In the aftermath of the 2020 election, cyber security has made national news, as various politicians, news organizations and technical experts have opined about the security of various elements of electoral infrastructure.
This blog post will not engage in political discussions—we leave that to people in that particular field. We do, however, recognize that many organizations may be more inclined to think about their own security positioning as a result of this national conversation, and as such, now is the perfect time to discuss some areas for your organization to focus on as the New Year approaches.
Create an incident response plan
Cyber security strategy starts with an incident response plan—it’s that simple. But what some organizations don’t realize is that a plan includes a number of different facets. Of course, technical and legal responses are important pieces of the puzzle. But additionally, for example, organizations should have a plan for communicating with customers during an incident, especially in sectors where the law explicitly requires it.
Organizations should also consider including areas like HR, finance and even public relations in a plan. The bottom line is that trying to figure out how to respond for the first time during a crisis almost always makes the situation worse. A response plan allows you to simply follow the steps you have laid out previously, rather than making decisions on the fly.
Prepare for social engineering attacks
Social engineering is the top weapon employed by cyber criminals today. While hacking technology and systems is always an option, typically it is far simpler for bad actors to simply deceive people.
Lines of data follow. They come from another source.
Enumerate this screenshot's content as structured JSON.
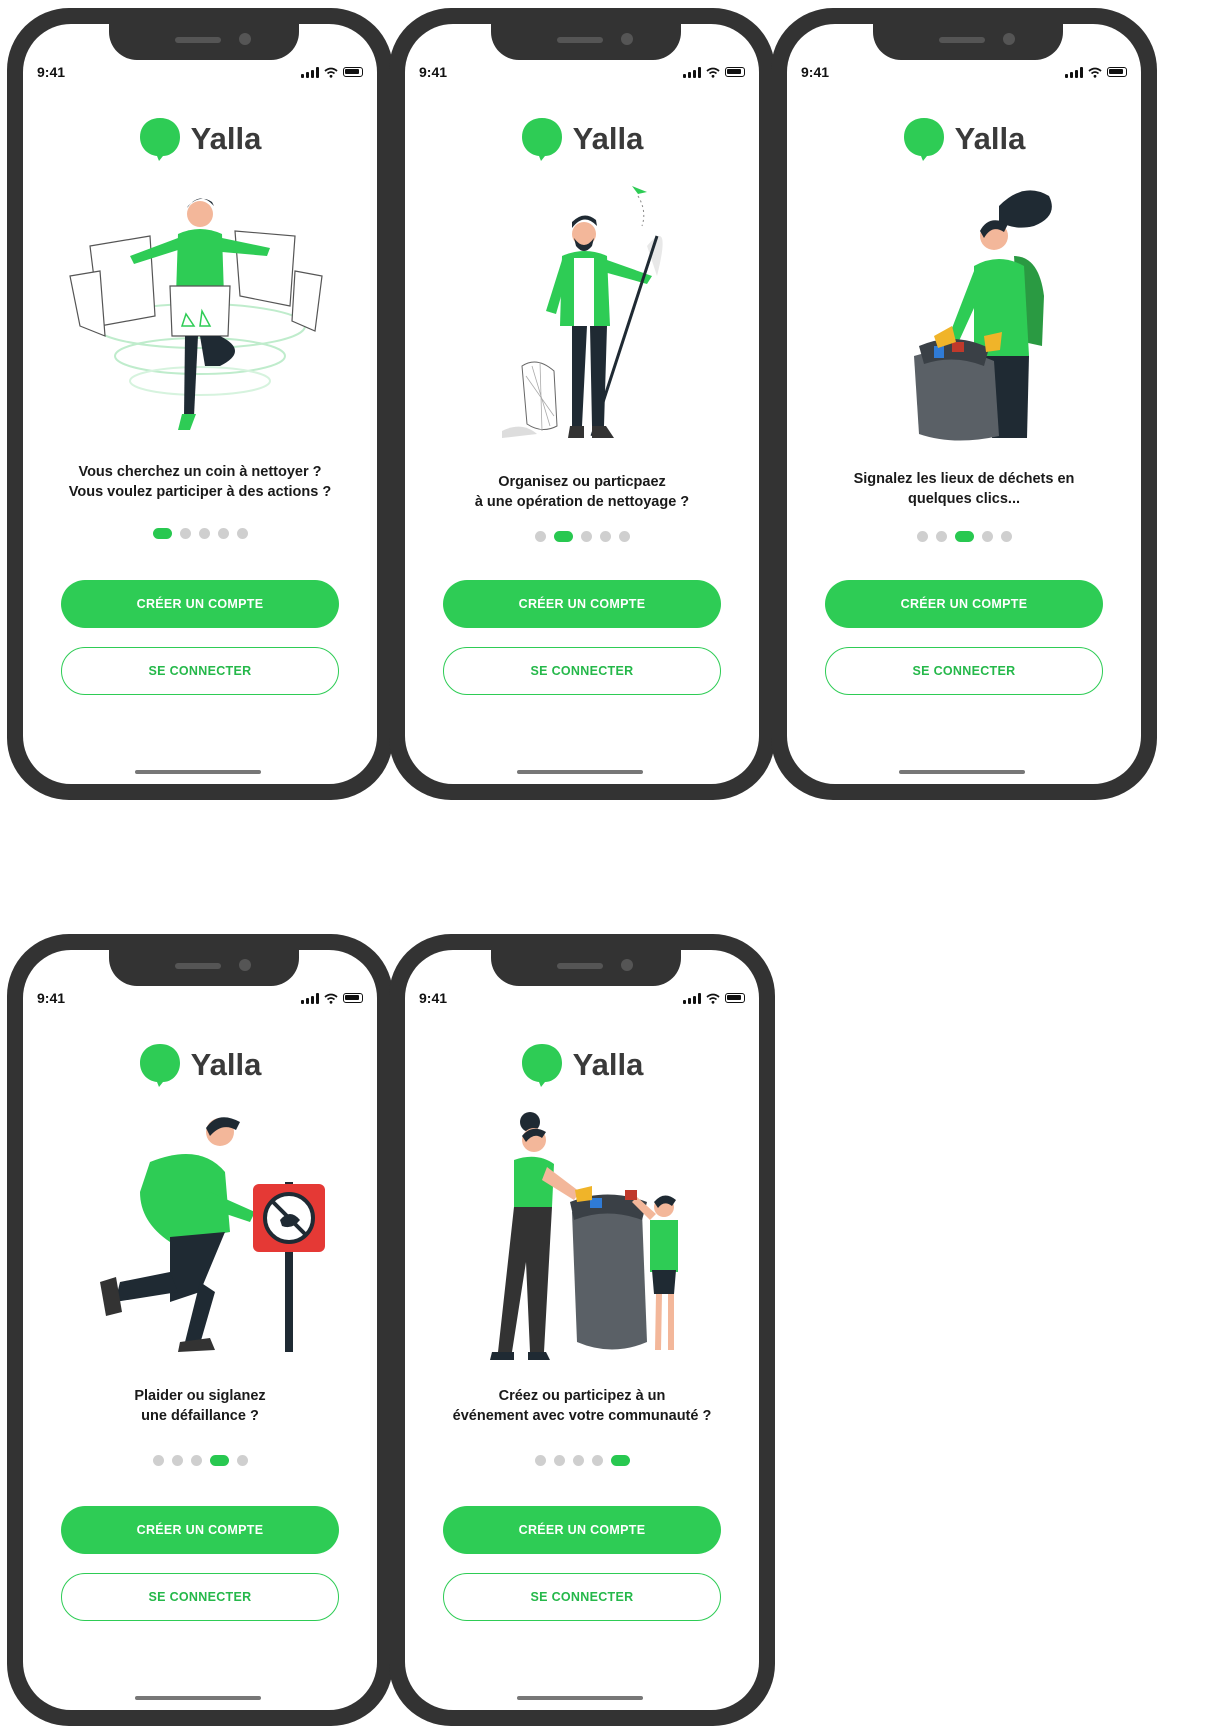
{
  "status": {
    "time": "9:41"
  },
  "brand": {
    "name": "Yalla",
    "accent": "#2ecc55"
  },
  "screens": [
    {
      "caption": [
        "Vous cherchez un coin à nettoyer ?",
        "Vous voulez participer à des actions ?"
      ],
      "active_page": 1,
      "illustration": "man-with-screens"
    },
    {
      "caption": [
        "Organisez ou particpaez",
        "à une opération de nettoyage ?"
      ],
      "active_page": 2,
      "illustration": "man-with-litter-picker"
    },
    {
      "caption": [
        "Signalez les lieux de déchets en",
        "quelques clics..."
      ],
      "active_page": 3,
      "illustration": "woman-with-trash-bag"
    },
    {
      "caption": [
        "Plaider ou siglanez",
        "une défaillance ?"
      ],
      "active_page": 4,
      "illustration": "man-with-no-littering-sign"
    },
    {
      "caption": [
        "Créez ou participez à un",
        "événement avec votre communauté ?"
      ],
      "active_page": 5,
      "illustration": "woman-and-child-with-trash-bag"
    }
  ],
  "pagination": {
    "total": 5
  },
  "buttons": {
    "create_account": "CRÉER UN COMPTE",
    "sign_in": "SE CONNECTER"
  }
}
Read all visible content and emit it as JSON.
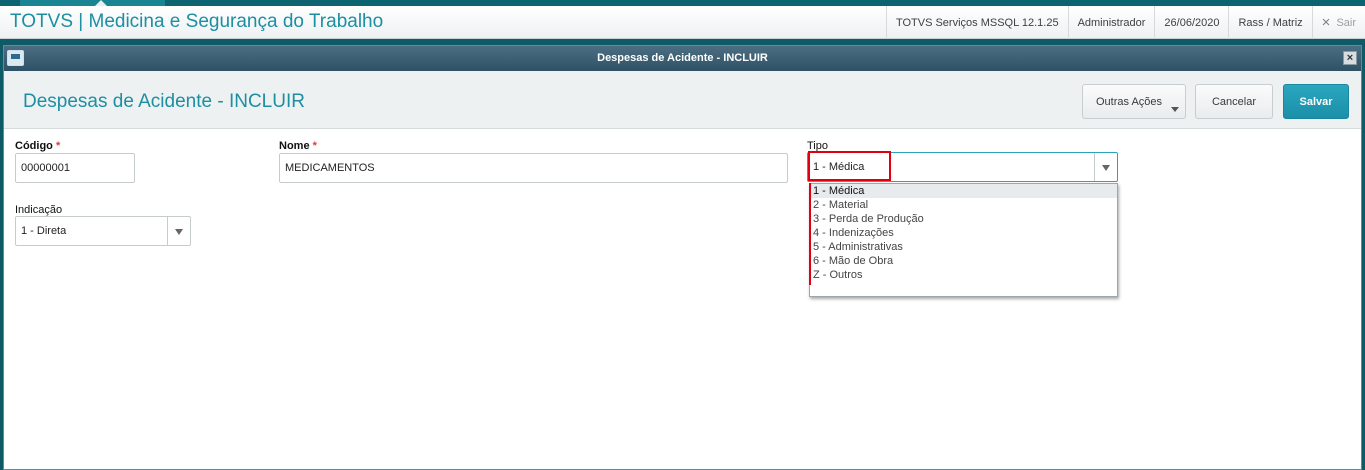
{
  "app": {
    "title": "TOTVS | Medicina e Segurança do Trabalho",
    "server": "TOTVS Serviços MSSQL 12.1.25",
    "user": "Administrador",
    "date": "26/06/2020",
    "branch": "Rass / Matriz",
    "exit_label": "Sair",
    "exit_icon": "×"
  },
  "dialog": {
    "window_title": "Despesas de Acidente - INCLUIR",
    "close_label": "×",
    "page_title": "Despesas de Acidente - INCLUIR",
    "buttons": {
      "more_actions": "Outras Ações",
      "cancel": "Cancelar",
      "save": "Salvar"
    }
  },
  "form": {
    "codigo": {
      "label": "Código",
      "required_mark": "*",
      "value": "00000001"
    },
    "nome": {
      "label": "Nome",
      "required_mark": "*",
      "value": "MEDICAMENTOS"
    },
    "tipo": {
      "label": "Tipo",
      "value": "1 - Médica",
      "options": [
        "1 - Médica",
        "2 - Material",
        "3 - Perda de Produção",
        "4 - Indenizações",
        "5 - Administrativas",
        "6 - Mão de Obra",
        "Z - Outros"
      ]
    },
    "indicacao": {
      "label": "Indicação",
      "value": "1 - Direta"
    }
  },
  "colors": {
    "accent": "#1c8fa3",
    "save_button": "#1b8fa8",
    "highlight": "#e0000f",
    "required": "#e53935"
  }
}
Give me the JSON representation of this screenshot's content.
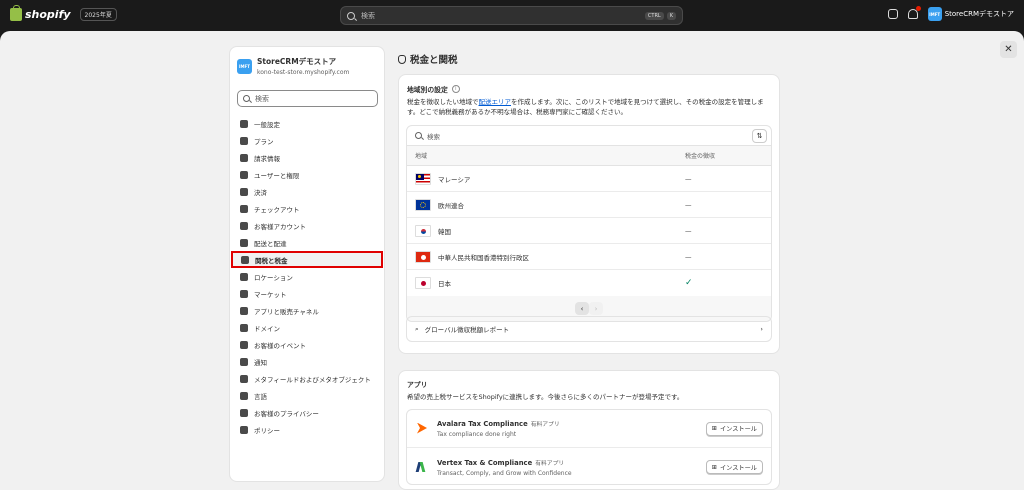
{
  "topbar": {
    "brand": "shopify",
    "edition": "2025年夏",
    "search_placeholder": "検索",
    "kbd1": "CTRL",
    "kbd2": "K",
    "store_name": "StoreCRMデモストア",
    "avatar_text": "IMFT"
  },
  "sidebar": {
    "store_name": "StoreCRMデモストア",
    "store_url": "kono-test-store.myshopify.com",
    "search_placeholder": "検索",
    "items": [
      {
        "label": "一般設定"
      },
      {
        "label": "プラン"
      },
      {
        "label": "請求情報"
      },
      {
        "label": "ユーザーと権限"
      },
      {
        "label": "決済"
      },
      {
        "label": "チェックアウト"
      },
      {
        "label": "お客様アカウント"
      },
      {
        "label": "配送と配達"
      },
      {
        "label": "関税と税金"
      },
      {
        "label": "ロケーション"
      },
      {
        "label": "マーケット"
      },
      {
        "label": "アプリと販売チャネル"
      },
      {
        "label": "ドメイン"
      },
      {
        "label": "お客様のイベント"
      },
      {
        "label": "通知"
      },
      {
        "label": "メタフィールドおよびメタオブジェクト"
      },
      {
        "label": "言語"
      },
      {
        "label": "お客様のプライバシー"
      },
      {
        "label": "ポリシー"
      }
    ]
  },
  "main": {
    "title": "税金と関税",
    "regions": {
      "title": "地域別の設定",
      "desc_pre": "税金を徴収したい地域で",
      "desc_link": "配送エリア",
      "desc_post": "を作成します。次に、このリストで地域を見つけて選択し、その税金の設定を管理します。どこで納税義務があるか不明な場合は、税務専門家にご確認ください。",
      "search_placeholder": "検索",
      "col_region": "地域",
      "col_collect": "税金の徴収",
      "rows": [
        {
          "name": "マレーシア",
          "status": "—"
        },
        {
          "name": "欧州連合",
          "status": "—"
        },
        {
          "name": "韓国",
          "status": "—"
        },
        {
          "name": "中華人民共和国香港特別行政区",
          "status": "—"
        },
        {
          "name": "日本",
          "status": "✓"
        }
      ],
      "report_label": "グローバル徴収税額レポート"
    },
    "apps": {
      "title": "アプリ",
      "desc": "希望の売上税サービスをShopifyに連携します。今後さらに多くのパートナーが登場予定です。",
      "items": [
        {
          "name": "Avalara Tax Compliance",
          "badge": "有料アプリ",
          "sub": "Tax compliance done right",
          "button": "インストール"
        },
        {
          "name": "Vertex Tax & Compliance",
          "badge": "有料アプリ",
          "sub": "Transact, Comply, and Grow with Confidence",
          "button": "インストール"
        }
      ]
    }
  },
  "colors": {
    "accent_link": "#005bd3",
    "highlight": "#e00000",
    "check": "#008060"
  }
}
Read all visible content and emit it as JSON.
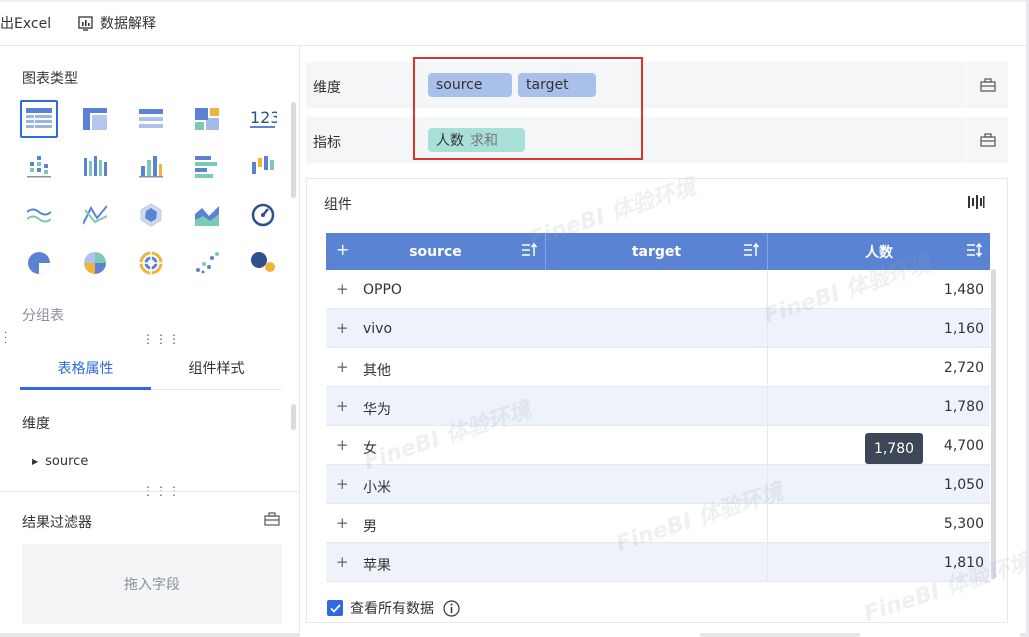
{
  "toolbar": {
    "export_label": "导出Excel",
    "export_visible": "出Excel",
    "explain_label": "数据解释"
  },
  "left": {
    "chart_type_title": "图表类型",
    "current_type": "分组表",
    "tabs": [
      {
        "label": "表格属性",
        "active": true
      },
      {
        "label": "组件样式",
        "active": false
      }
    ],
    "dimension_title": "维度",
    "dimension_node": "source",
    "filter_title": "结果过滤器",
    "drop_placeholder": "拖入字段",
    "chart_icons": [
      "table-icon",
      "cross-table-icon",
      "detail-table-icon",
      "treemap-icon",
      "kpi-icon",
      "dot-column-icon",
      "stacked-column-icon",
      "column-icon",
      "bar-icon",
      "range-column-icon",
      "line-icon",
      "radar-line-icon",
      "radar-icon",
      "area-icon",
      "gauge-icon",
      "pie-icon",
      "rose-pie-icon",
      "funnel-ring-icon",
      "scatter-icon",
      "bubble-icon"
    ],
    "kpi_text": "123"
  },
  "config": {
    "dimension_label": "维度",
    "measure_label": "指标",
    "dimension_fields": [
      "source",
      "target"
    ],
    "measure_field": "人数",
    "measure_agg": "求和"
  },
  "widget": {
    "title": "组件",
    "columns": [
      "source",
      "target",
      "人数"
    ],
    "rows": [
      {
        "name": "OPPO",
        "value": "1,480"
      },
      {
        "name": "vivo",
        "value": "1,160"
      },
      {
        "name": "其他",
        "value": "2,720"
      },
      {
        "name": "华为",
        "value": "1,780"
      },
      {
        "name": "女",
        "value": "4,700"
      },
      {
        "name": "小米",
        "value": "1,050"
      },
      {
        "name": "男",
        "value": "5,300"
      },
      {
        "name": "苹果",
        "value": "1,810"
      }
    ],
    "tooltip": "1,780",
    "show_all_label": "查看所有数据"
  },
  "watermark": "FineBI 体验环境",
  "colors": {
    "accent": "#2f6ae0",
    "header_bg": "#5b83d4",
    "dim_pill": "#a9c0ea",
    "measure_pill": "#a8dfd6",
    "highlight": "#e0332f"
  }
}
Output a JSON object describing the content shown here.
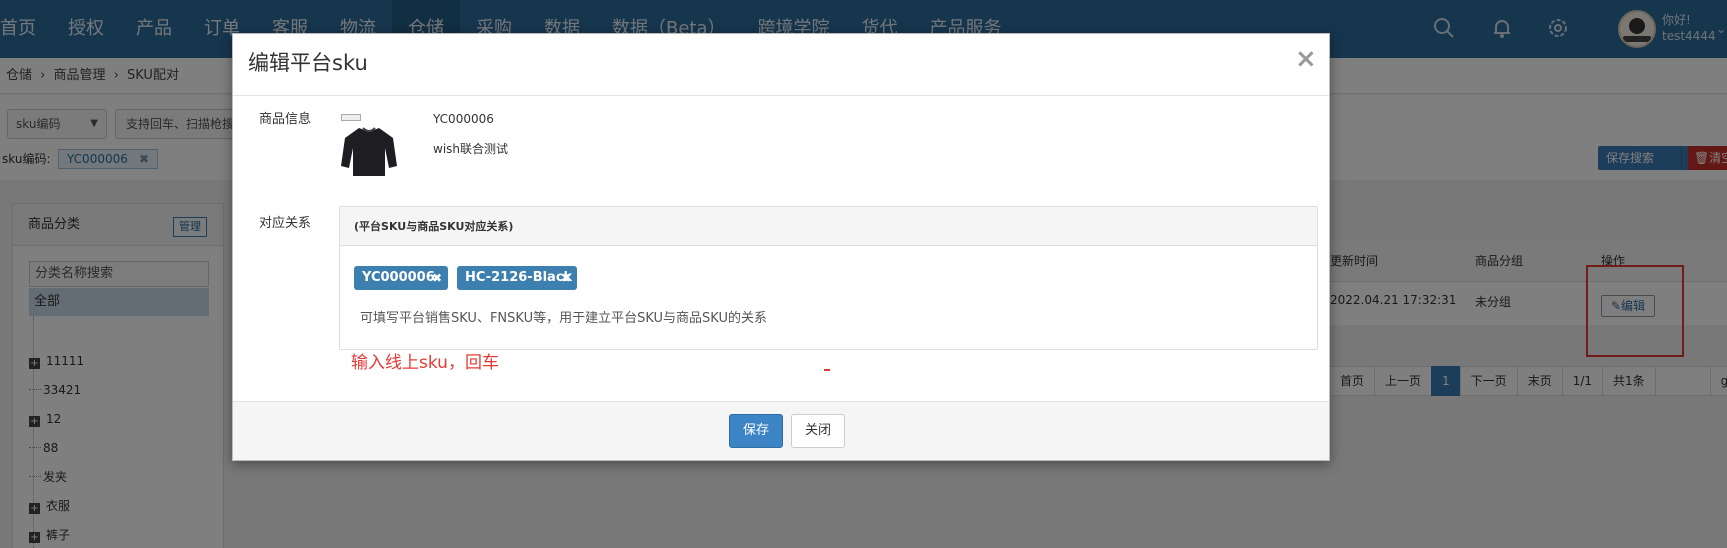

These attacks can take many forms. A simple example could be an email that is “spoofed” to look like it is coming from an employee’s manager, asking the employee to provide credit card information or submit a payment somewhere that appears legitimate. Only upon careful examination can a user see that the email is not in fact coming from the manager, but rather from a look-alike address. Helping your employees understand what to look for in social engineering attacks is a critical piece of a cyber security strategy. (click here for a more in-depth discussion of this topic)
3. Consider a managed security provider
The fact is, it’s difficult to develop and execute plans, make decisions about technology and train employees internally, especially if you are not a Fortune 500 company with an internal team of cyber security professionals on staff. Managed security providers provide the knowledge you need to protect your organization from threats while keeping costs down and letting your internal IT team members work on other projects.
Regardless of the industry you are in or what your organization hopes to accomplish next year, you can be sure that cyber security is going to be paramount next year. If you would like to do talk about cyber security—or any other part of your IT stack—please feel free to reach out.